Nearer and higher loomed the steel trestlework upon which rested the giant engine.
"The Man Who Rocked the Earth" by Arthur Train
In 1868 the remaining trestlework was replaced with Bollman trusses.
"The Engineering Contributions of Wendel Bollman" by Robert M. Vogel
Upon the trestlework were perched three boys and a man, fishing.
"Historic Waterways--Six Hundred Miles of Canoeing Down the Rock, Fox, and Wisconsin Rivers" by Reuben Gold Thwaites
In 1868 the remaining trestlework was replaced with Bollman trusses.
"Smithsonian Institution - United States National Museum - Bulletin 240" by Anonymous
The trestlework is burned in places and across these we passed the best we could.
"Diary of an Enlisted Man" by Lawrence Van Alstyne

In news:

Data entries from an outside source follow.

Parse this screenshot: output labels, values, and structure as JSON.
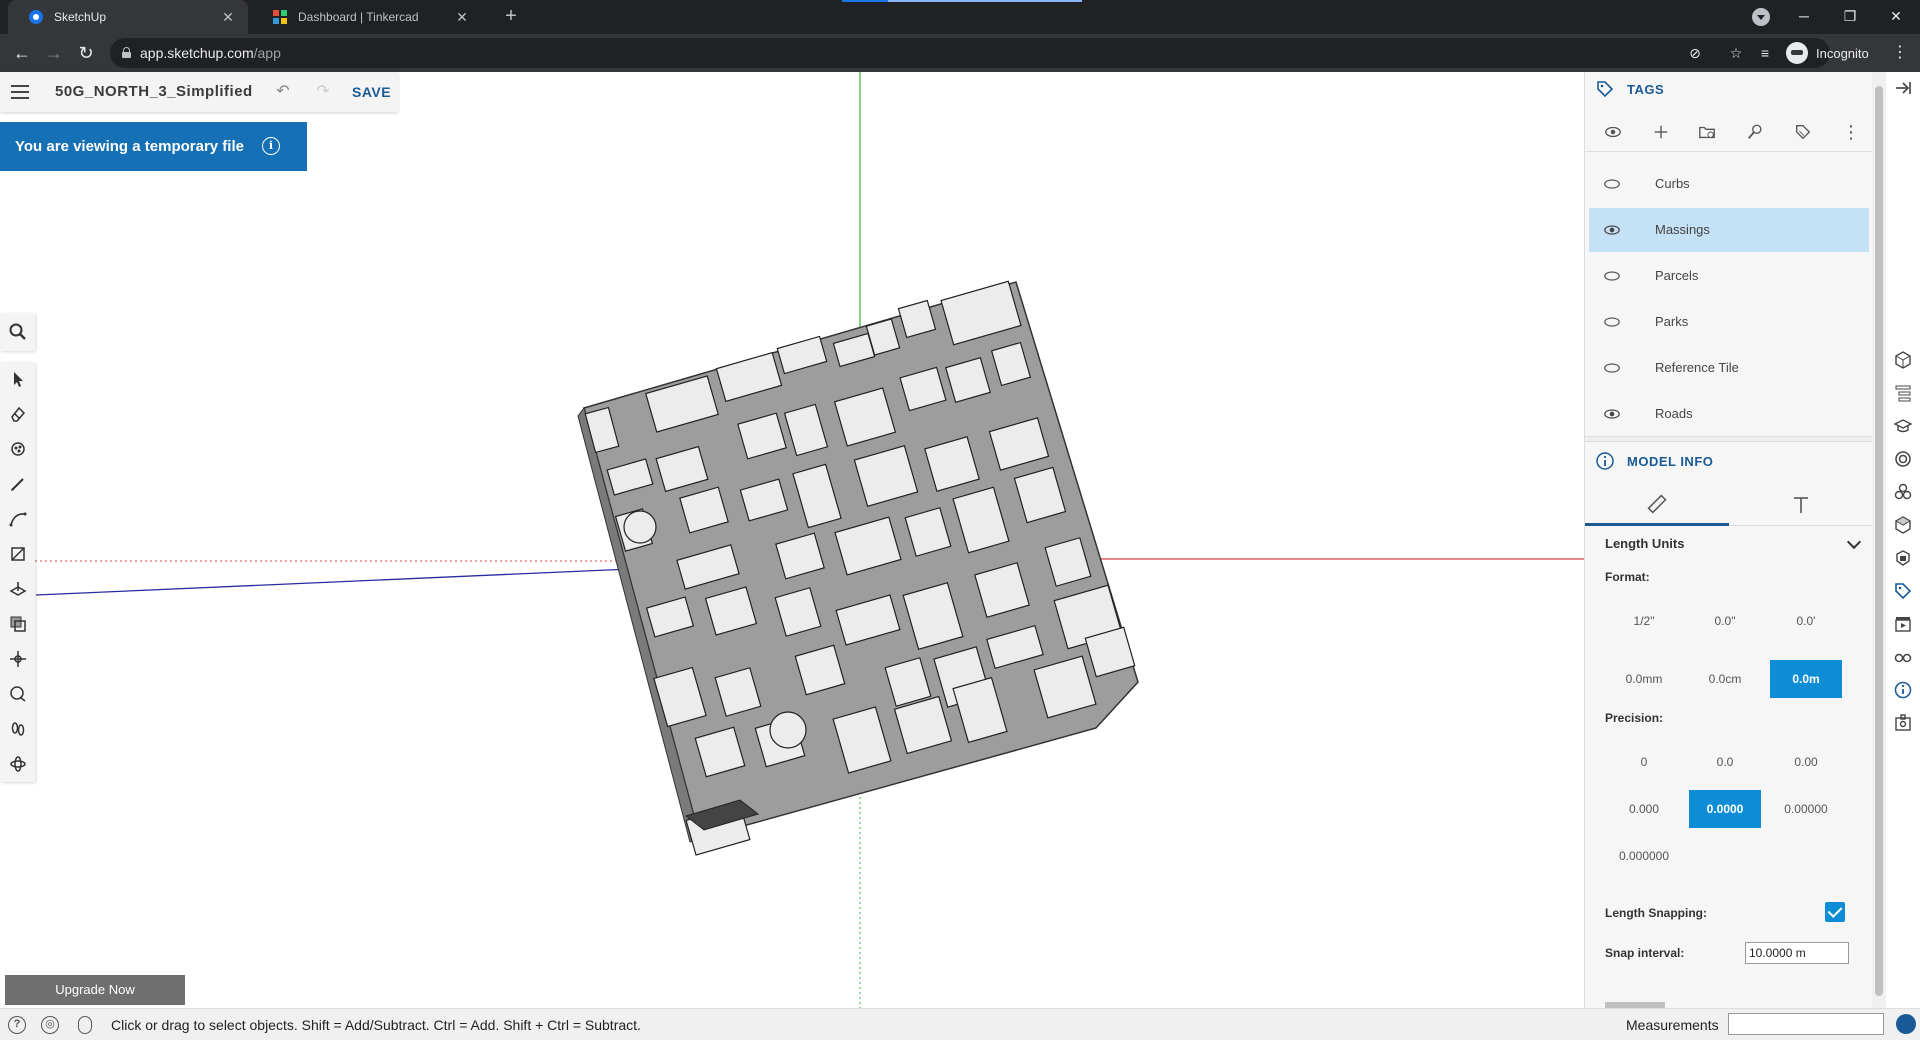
{
  "browser": {
    "tabs": [
      {
        "title": "SketchUp",
        "active": true
      },
      {
        "title": "Dashboard | Tinkercad",
        "active": false
      }
    ],
    "url_host": "app.sketchup.com",
    "url_path": "/app",
    "profile_label": "Incognito"
  },
  "header": {
    "file_title": "50G_NORTH_3_Simplified",
    "save_label": "SAVE"
  },
  "banner": {
    "text": "You are viewing a temporary file"
  },
  "upgrade_label": "Upgrade Now",
  "status": {
    "hint": "Click or drag to select objects. Shift = Add/Subtract. Ctrl = Add. Shift + Ctrl = Subtract.",
    "measurements_label": "Measurements",
    "measurements_value": ""
  },
  "tags_panel": {
    "title": "TAGS",
    "tags": [
      {
        "name": "Curbs",
        "visible": false,
        "selected": false
      },
      {
        "name": "Massings",
        "visible": true,
        "selected": true
      },
      {
        "name": "Parcels",
        "visible": false,
        "selected": false
      },
      {
        "name": "Parks",
        "visible": false,
        "selected": false
      },
      {
        "name": "Reference Tile",
        "visible": false,
        "selected": false
      },
      {
        "name": "Roads",
        "visible": true,
        "selected": false
      }
    ]
  },
  "model_info": {
    "title": "MODEL INFO",
    "length_units_label": "Length Units",
    "format_label": "Format:",
    "format_options": [
      "1/2\"",
      "0.0\"",
      "0.0'",
      "0.0mm",
      "0.0cm",
      "0.0m"
    ],
    "format_selected": "0.0m",
    "precision_label": "Precision:",
    "precision_options": [
      "0",
      "0.0",
      "0.00",
      "0.000",
      "0.0000",
      "0.00000",
      "0.000000"
    ],
    "precision_selected": "0.0000",
    "length_snapping_label": "Length Snapping:",
    "length_snapping": true,
    "snap_interval_label": "Snap interval:",
    "snap_interval_value": "10.0000 m"
  },
  "colors": {
    "accent": "#1a5a96",
    "selection": "#0d8dd6",
    "banner": "#1670b5",
    "tag_selected": "#c5e1f5"
  }
}
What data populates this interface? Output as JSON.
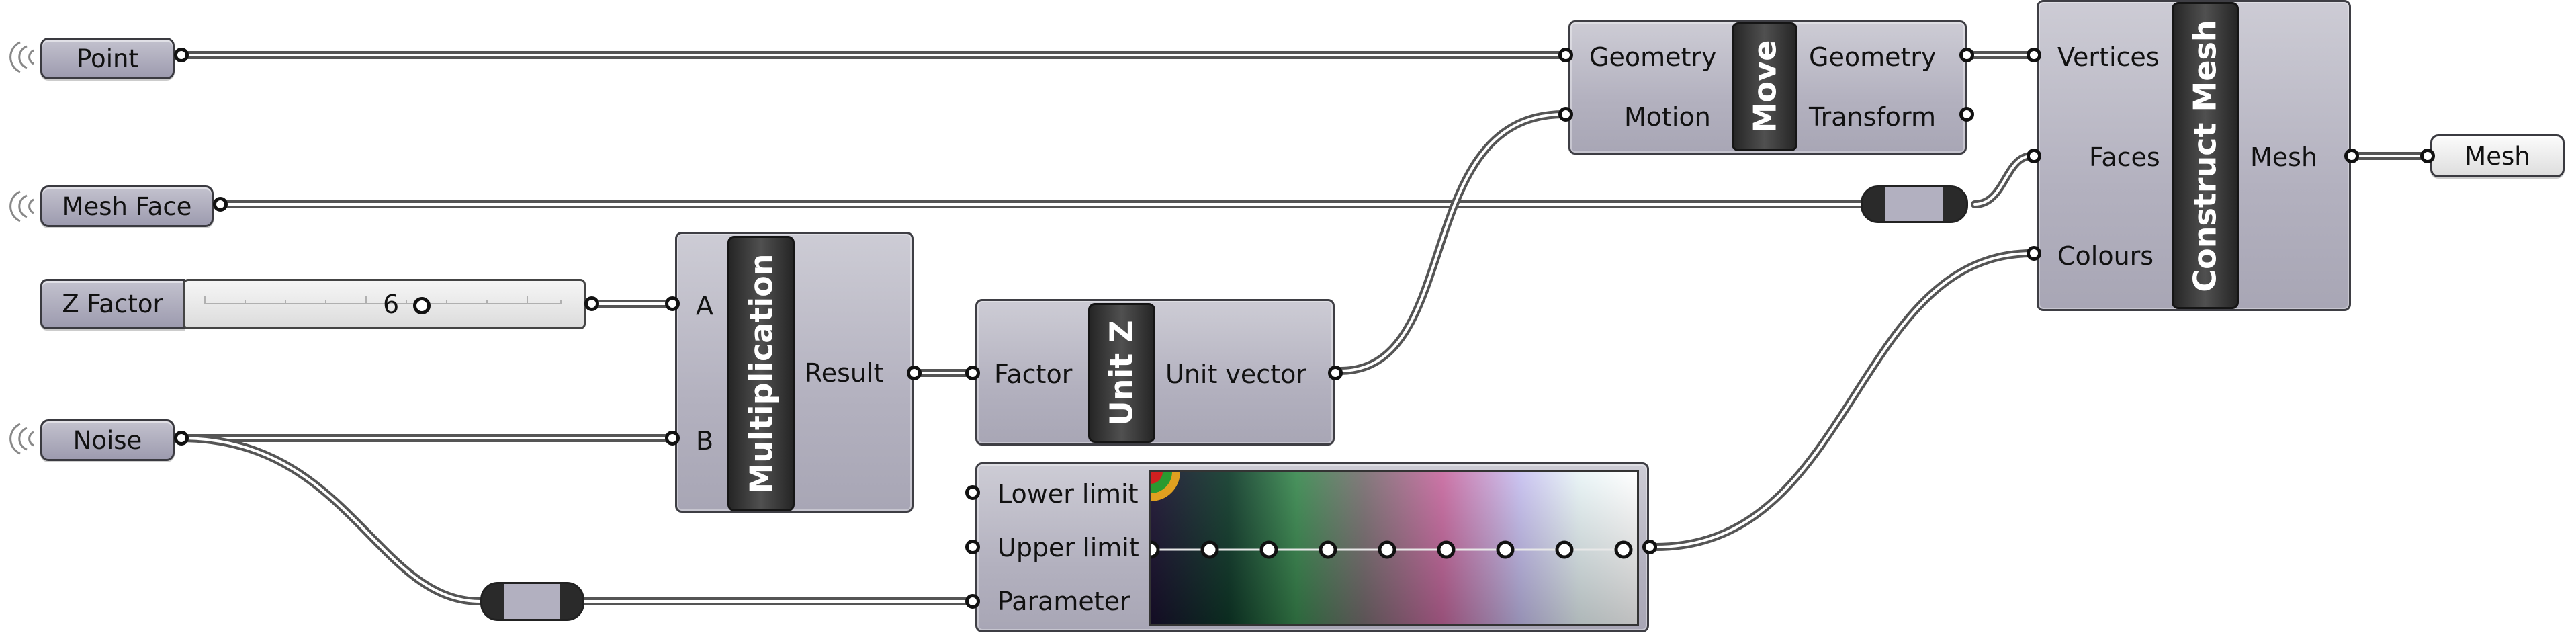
{
  "params": {
    "point": "Point",
    "mesh_face": "Mesh Face",
    "noise": "Noise",
    "mesh_out": "Mesh"
  },
  "slider": {
    "label": "Z Factor",
    "value": "6"
  },
  "move": {
    "title": "Move",
    "inputs": [
      "Geometry",
      "Motion"
    ],
    "outputs": [
      "Geometry",
      "Transform"
    ]
  },
  "construct_mesh": {
    "title": "Construct Mesh",
    "inputs": [
      "Vertices",
      "Faces",
      "Colours"
    ],
    "outputs": [
      "Mesh"
    ]
  },
  "multiplication": {
    "title": "Multiplication",
    "inputs": [
      "A",
      "B"
    ],
    "outputs": [
      "Result"
    ]
  },
  "unit_z": {
    "title": "Unit Z",
    "inputs": [
      "Factor"
    ],
    "outputs": [
      "Unit vector"
    ]
  },
  "gradient": {
    "inputs": [
      "Lower limit",
      "Upper limit",
      "Parameter"
    ],
    "stops": 9
  },
  "colors": {
    "wire": "#555555",
    "component": "#b3b1bf",
    "title_bg": "#262626"
  }
}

Multiple residents were displaced after fire gutted an apartment building Tuesday at the intersection of National and Trestlework Rogers roads, bringing firefighters from around the Ohio Valley to battle the relentless flames.